The euro zone economy has reached a turning point and the recent rise in borrowing costs reflects improved fundamentals, European Central Bank board member Isabel Schnabel told Reuters, playing down concerns that rising yields risk choking off growth.
Facing a persistent uptick in borrowing costs, the ECB must decide on the future pace of its emergency bond buys at a June 10 meeting and a growing chorus of policymakers is calling for a steady flow of stimulus, fearing that the recovery might otherwise falter.
Schnabel, the head of the ECB’s market operations, took a benign view of the rise in nominal yields, however, arguing that it was expected and that financing conditions remain favourable, in line with the bank’s December commitment.

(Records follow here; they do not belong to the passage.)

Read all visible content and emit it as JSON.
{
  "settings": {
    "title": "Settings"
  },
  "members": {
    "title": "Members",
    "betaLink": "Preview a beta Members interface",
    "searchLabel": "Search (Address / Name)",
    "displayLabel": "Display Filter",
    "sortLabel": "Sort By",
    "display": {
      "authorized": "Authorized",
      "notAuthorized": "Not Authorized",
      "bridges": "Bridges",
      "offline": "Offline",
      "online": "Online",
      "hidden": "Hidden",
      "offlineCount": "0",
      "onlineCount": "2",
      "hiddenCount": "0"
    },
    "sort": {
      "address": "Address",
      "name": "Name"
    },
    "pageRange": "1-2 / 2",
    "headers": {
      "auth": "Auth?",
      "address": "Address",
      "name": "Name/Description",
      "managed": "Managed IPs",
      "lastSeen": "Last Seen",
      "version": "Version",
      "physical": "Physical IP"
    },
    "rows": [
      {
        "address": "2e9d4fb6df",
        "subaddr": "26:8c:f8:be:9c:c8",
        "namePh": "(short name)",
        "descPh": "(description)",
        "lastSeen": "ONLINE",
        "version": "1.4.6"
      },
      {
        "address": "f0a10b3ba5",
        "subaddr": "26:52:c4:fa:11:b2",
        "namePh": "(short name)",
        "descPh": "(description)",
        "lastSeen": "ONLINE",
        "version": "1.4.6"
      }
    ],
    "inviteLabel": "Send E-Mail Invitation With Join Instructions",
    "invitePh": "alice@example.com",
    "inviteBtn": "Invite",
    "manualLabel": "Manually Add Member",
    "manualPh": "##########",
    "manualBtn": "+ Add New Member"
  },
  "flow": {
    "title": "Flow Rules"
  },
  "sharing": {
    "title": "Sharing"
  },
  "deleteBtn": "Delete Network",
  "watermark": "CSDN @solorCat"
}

“Rising yields are a natural development at a turning point in the recovery – investors become more optimistic, inflation expectations rise and, as a result, nominal yields go up,” Schnabel told Reuters in an interview. “This is precisely what we would expect and what we want to see.”
“Financing conditions remain favourable,” she argued, noting that real or inflation-adjusted rates are broadly stable.
Now emerging from a double-dip recession, the euro zone economy is set to grow more than 4% this year as the giant services sector recovers from COVID-19 lockdowns, although it will take another year to grow back to its pre-crisis level.
Reflecting this rapid improvement, 10-year German bond yields , a benchmark for the 19-country currency bloc, hit a two-year high this month. They now trade at around minus 20 basis points, up around 45 basis points since the ECB’s December meeting.
The yield rise, though not considered excessive, has come even while the ECB is buying around 100 billion euros of debt each month and investors fear that any sign of a retreat could fuel a broad selloff.
Playing down concerns over borrowing costs, Schnabel also pushed back against calls by conservative policymakers for a reduction in bond buys, arguing that the concept of ‘tapering’ or gradually winding down the 1.85 trillion euro Pandemic Emergency Purchase Programme is inconsistent with its aim.
“We always have to be willing to reduce or increase asset purchases in line with our promise to keep euro area financing conditions favourable,” she said.
“The recovery still depends on continued policy support. A premature withdrawal of either fiscal or monetary support would be a great mistake,” Schnabel added, noting that large parts of the economy were still in emergency mode.
FIREPOWER NOT A CONSTRAINT
The problem is that at the current pace, the ECB will exhaust its emergency bond purchase quota before the scheme’s formal end next March, so either the quota needs to be increased or volumes must eventually drop.
But that is an issue for later, Schnabel said, arguing that the PEPP’s remaining firepower is “quite large” and that the issue was not constraining decision-making.
With inflation set to remain below the ECB’s target of almost 2% even after the emergency measures stop, more stimulus will be needed through other tools, like the ECB’s older and more rigid Asset Purchase Programme, interest rates or liquidity operations.
“It’s likely that when the PEPP ends, we will not have reached our (target),” Schnabel said. “In that case, we will continue to run a highly accommodative monetary policy also after the PEPP.”